WHAT IS BEING ASKED:
Each entry that follows should be set down precisely, with its pictures removed.

RECORDS TO USE START

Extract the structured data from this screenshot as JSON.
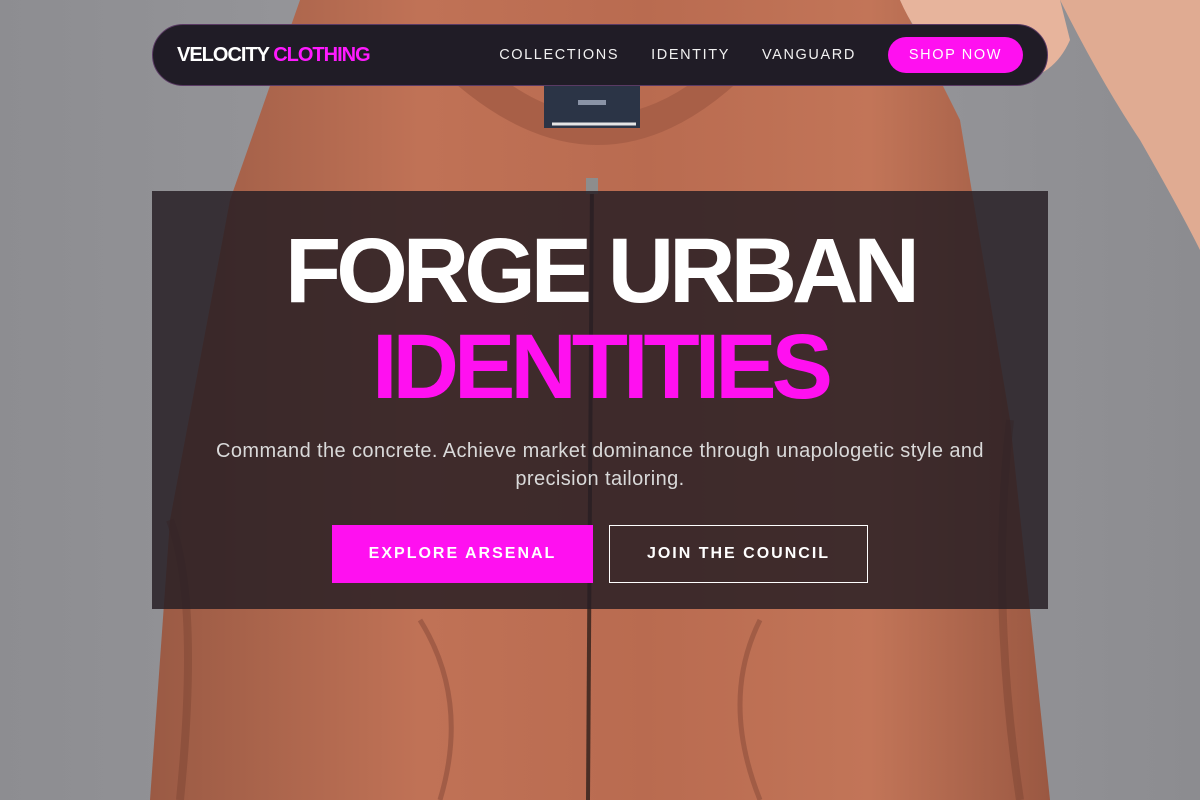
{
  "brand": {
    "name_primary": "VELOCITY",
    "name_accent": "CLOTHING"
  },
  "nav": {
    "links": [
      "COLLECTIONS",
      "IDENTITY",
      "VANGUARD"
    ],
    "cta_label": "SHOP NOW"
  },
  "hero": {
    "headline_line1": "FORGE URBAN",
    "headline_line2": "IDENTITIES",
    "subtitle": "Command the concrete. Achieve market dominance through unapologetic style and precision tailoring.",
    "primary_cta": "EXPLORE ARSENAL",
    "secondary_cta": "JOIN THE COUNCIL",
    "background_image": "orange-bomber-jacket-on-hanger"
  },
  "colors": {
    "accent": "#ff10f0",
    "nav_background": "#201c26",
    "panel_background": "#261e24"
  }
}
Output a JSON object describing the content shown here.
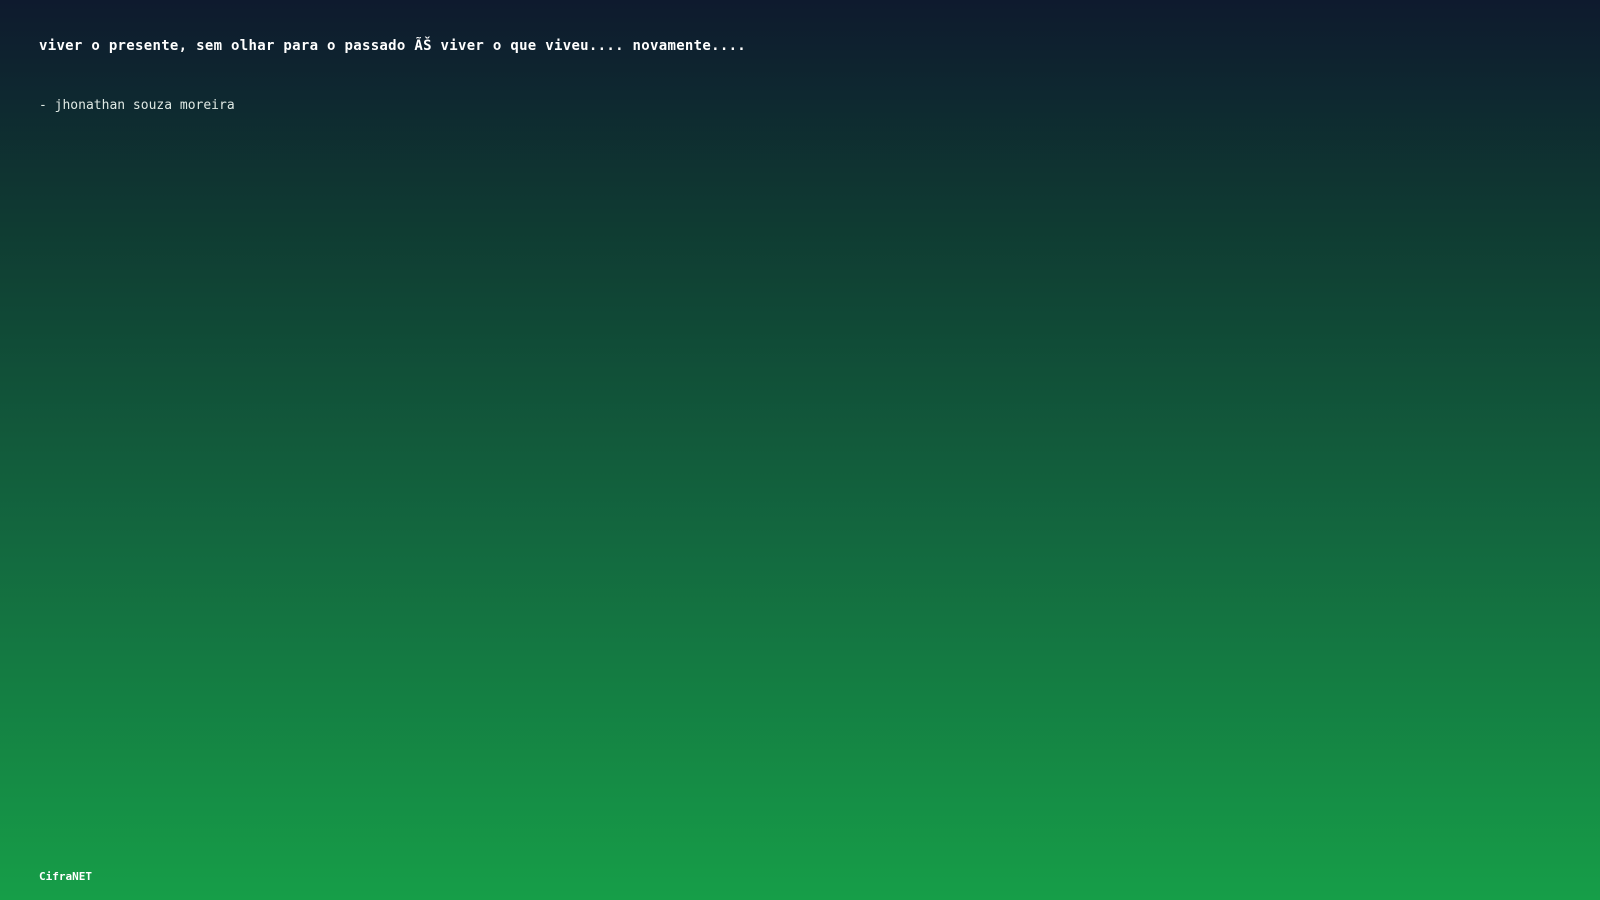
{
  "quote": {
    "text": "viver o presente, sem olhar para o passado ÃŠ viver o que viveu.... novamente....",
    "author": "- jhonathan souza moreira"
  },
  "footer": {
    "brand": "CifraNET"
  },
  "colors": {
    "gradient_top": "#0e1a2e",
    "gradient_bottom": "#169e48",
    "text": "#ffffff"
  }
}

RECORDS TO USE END

ANSWER SPACE:
Extract the structured data from this screenshot as JSON.
{
  "brand": {
    "name_primary": "VELOCITY",
    "name_accent": "CLOTHING"
  },
  "nav": {
    "links": [
      "COLLECTIONS",
      "IDENTITY",
      "VANGUARD"
    ],
    "cta_label": "SHOP NOW"
  },
  "hero": {
    "headline_line1": "FORGE URBAN",
    "headline_line2": "IDENTITIES",
    "subtitle": "Command the concrete. Achieve market dominance through unapologetic style and precision tailoring.",
    "primary_cta": "EXPLORE ARSENAL",
    "secondary_cta": "JOIN THE COUNCIL",
    "background_image": "orange-bomber-jacket-on-hanger"
  },
  "colors": {
    "accent": "#ff10f0",
    "nav_background": "#201c26",
    "panel_background": "#261e24"
  }
}
Output a JSON object describing the content shown here.
{
  "quote": {
    "text": "viver o presente, sem olhar para o passado ÃŠ viver o que viveu.... novamente....",
    "author": "- jhonathan souza moreira"
  },
  "footer": {
    "brand": "CifraNET"
  },
  "colors": {
    "gradient_top": "#0e1a2e",
    "gradient_bottom": "#169e48",
    "text": "#ffffff"
  }
}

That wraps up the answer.